About this exercise => Copy the data exactly. Leave nothing out.

Dataset records =>
|---|

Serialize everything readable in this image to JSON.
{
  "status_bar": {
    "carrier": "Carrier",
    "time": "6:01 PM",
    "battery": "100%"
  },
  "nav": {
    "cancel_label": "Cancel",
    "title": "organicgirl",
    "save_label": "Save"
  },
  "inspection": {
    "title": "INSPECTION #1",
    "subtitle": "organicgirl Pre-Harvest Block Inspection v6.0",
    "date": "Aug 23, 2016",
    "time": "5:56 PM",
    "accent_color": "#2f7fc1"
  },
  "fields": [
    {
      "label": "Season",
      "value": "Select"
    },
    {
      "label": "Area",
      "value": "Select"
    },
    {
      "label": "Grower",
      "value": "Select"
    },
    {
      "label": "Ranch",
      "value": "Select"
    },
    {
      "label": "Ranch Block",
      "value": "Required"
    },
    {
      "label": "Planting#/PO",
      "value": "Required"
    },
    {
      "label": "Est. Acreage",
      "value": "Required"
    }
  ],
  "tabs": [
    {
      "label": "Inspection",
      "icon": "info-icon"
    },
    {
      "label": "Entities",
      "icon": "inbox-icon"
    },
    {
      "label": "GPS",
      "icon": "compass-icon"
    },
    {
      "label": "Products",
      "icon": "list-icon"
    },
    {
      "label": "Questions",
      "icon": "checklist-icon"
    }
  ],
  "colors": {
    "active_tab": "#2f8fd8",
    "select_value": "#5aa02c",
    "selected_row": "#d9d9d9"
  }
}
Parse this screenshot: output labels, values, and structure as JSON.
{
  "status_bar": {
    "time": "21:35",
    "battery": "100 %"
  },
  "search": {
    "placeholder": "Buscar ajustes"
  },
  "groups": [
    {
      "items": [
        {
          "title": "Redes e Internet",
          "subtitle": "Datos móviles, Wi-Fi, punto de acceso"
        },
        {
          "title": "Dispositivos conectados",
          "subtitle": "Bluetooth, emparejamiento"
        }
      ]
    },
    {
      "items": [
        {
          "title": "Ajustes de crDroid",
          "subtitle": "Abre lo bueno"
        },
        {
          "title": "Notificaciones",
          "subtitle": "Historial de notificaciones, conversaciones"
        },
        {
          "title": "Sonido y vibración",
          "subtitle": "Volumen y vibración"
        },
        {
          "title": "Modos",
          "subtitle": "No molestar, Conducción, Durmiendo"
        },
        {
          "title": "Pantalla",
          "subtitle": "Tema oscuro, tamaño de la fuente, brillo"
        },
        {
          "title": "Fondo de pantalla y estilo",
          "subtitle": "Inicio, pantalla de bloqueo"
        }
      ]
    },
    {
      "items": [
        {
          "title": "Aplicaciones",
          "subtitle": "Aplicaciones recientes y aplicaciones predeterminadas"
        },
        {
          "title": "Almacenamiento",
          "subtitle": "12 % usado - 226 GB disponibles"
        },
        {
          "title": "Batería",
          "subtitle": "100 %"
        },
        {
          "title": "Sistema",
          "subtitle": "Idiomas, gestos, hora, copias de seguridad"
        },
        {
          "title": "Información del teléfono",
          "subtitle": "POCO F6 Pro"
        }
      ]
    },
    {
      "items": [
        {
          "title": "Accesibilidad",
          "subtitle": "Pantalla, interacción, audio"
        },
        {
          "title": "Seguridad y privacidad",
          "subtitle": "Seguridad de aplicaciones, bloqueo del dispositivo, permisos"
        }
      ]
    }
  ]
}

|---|

Reply to the exercise =>
Serialize everything readable in this image to JSON.
{
  "status_bar": {
    "carrier": "Carrier",
    "time": "6:01 PM",
    "battery": "100%"
  },
  "nav": {
    "cancel_label": "Cancel",
    "title": "organicgirl",
    "save_label": "Save"
  },
  "inspection": {
    "title": "INSPECTION #1",
    "subtitle": "organicgirl Pre-Harvest Block Inspection v6.0",
    "date": "Aug 23, 2016",
    "time": "5:56 PM",
    "accent_color": "#2f7fc1"
  },
  "fields": [
    {
      "label": "Season",
      "value": "Select"
    },
    {
      "label": "Area",
      "value": "Select"
    },
    {
      "label": "Grower",
      "value": "Select"
    },
    {
      "label": "Ranch",
      "value": "Select"
    },
    {
      "label": "Ranch Block",
      "value": "Required"
    },
    {
      "label": "Planting#/PO",
      "value": "Required"
    },
    {
      "label": "Est. Acreage",
      "value": "Required"
    }
  ],
  "tabs": [
    {
      "label": "Inspection",
      "icon": "info-icon"
    },
    {
      "label": "Entities",
      "icon": "inbox-icon"
    },
    {
      "label": "GPS",
      "icon": "compass-icon"
    },
    {
      "label": "Products",
      "icon": "list-icon"
    },
    {
      "label": "Questions",
      "icon": "checklist-icon"
    }
  ],
  "colors": {
    "active_tab": "#2f8fd8",
    "select_value": "#5aa02c",
    "selected_row": "#d9d9d9"
  }
}
Parse this screenshot: output labels, values, and structure as JSON.
{
  "status_bar": {
    "time": "21:35",
    "battery": "100 %"
  },
  "search": {
    "placeholder": "Buscar ajustes"
  },
  "groups": [
    {
      "items": [
        {
          "title": "Redes e Internet",
          "subtitle": "Datos móviles, Wi-Fi, punto de acceso"
        },
        {
          "title": "Dispositivos conectados",
          "subtitle": "Bluetooth, emparejamiento"
        }
      ]
    },
    {
      "items": [
        {
          "title": "Ajustes de crDroid",
          "subtitle": "Abre lo bueno"
        },
        {
          "title": "Notificaciones",
          "subtitle": "Historial de notificaciones, conversaciones"
        },
        {
          "title": "Sonido y vibración",
          "subtitle": "Volumen y vibración"
        },
        {
          "title": "Modos",
          "subtitle": "No molestar, Conducción, Durmiendo"
        },
        {
          "title": "Pantalla",
          "subtitle": "Tema oscuro, tamaño de la fuente, brillo"
        },
        {
          "title": "Fondo de pantalla y estilo",
          "subtitle": "Inicio, pantalla de bloqueo"
        }
      ]
    },
    {
      "items": [
        {
          "title": "Aplicaciones",
          "subtitle": "Aplicaciones recientes y aplicaciones predeterminadas"
        },
        {
          "title": "Almacenamiento",
          "subtitle": "12 % usado - 226 GB disponibles"
        },
        {
          "title": "Batería",
          "subtitle": "100 %"
        },
        {
          "title": "Sistema",
          "subtitle": "Idiomas, gestos, hora, copias de seguridad"
        },
        {
          "title": "Información del teléfono",
          "subtitle": "POCO F6 Pro"
        }
      ]
    },
    {
      "items": [
        {
          "title": "Accesibilidad",
          "subtitle": "Pantalla, interacción, audio"
        },
        {
          "title": "Seguridad y privacidad",
          "subtitle": "Seguridad de aplicaciones, bloqueo del dispositivo, permisos"
        }
      ]
    }
  ]
}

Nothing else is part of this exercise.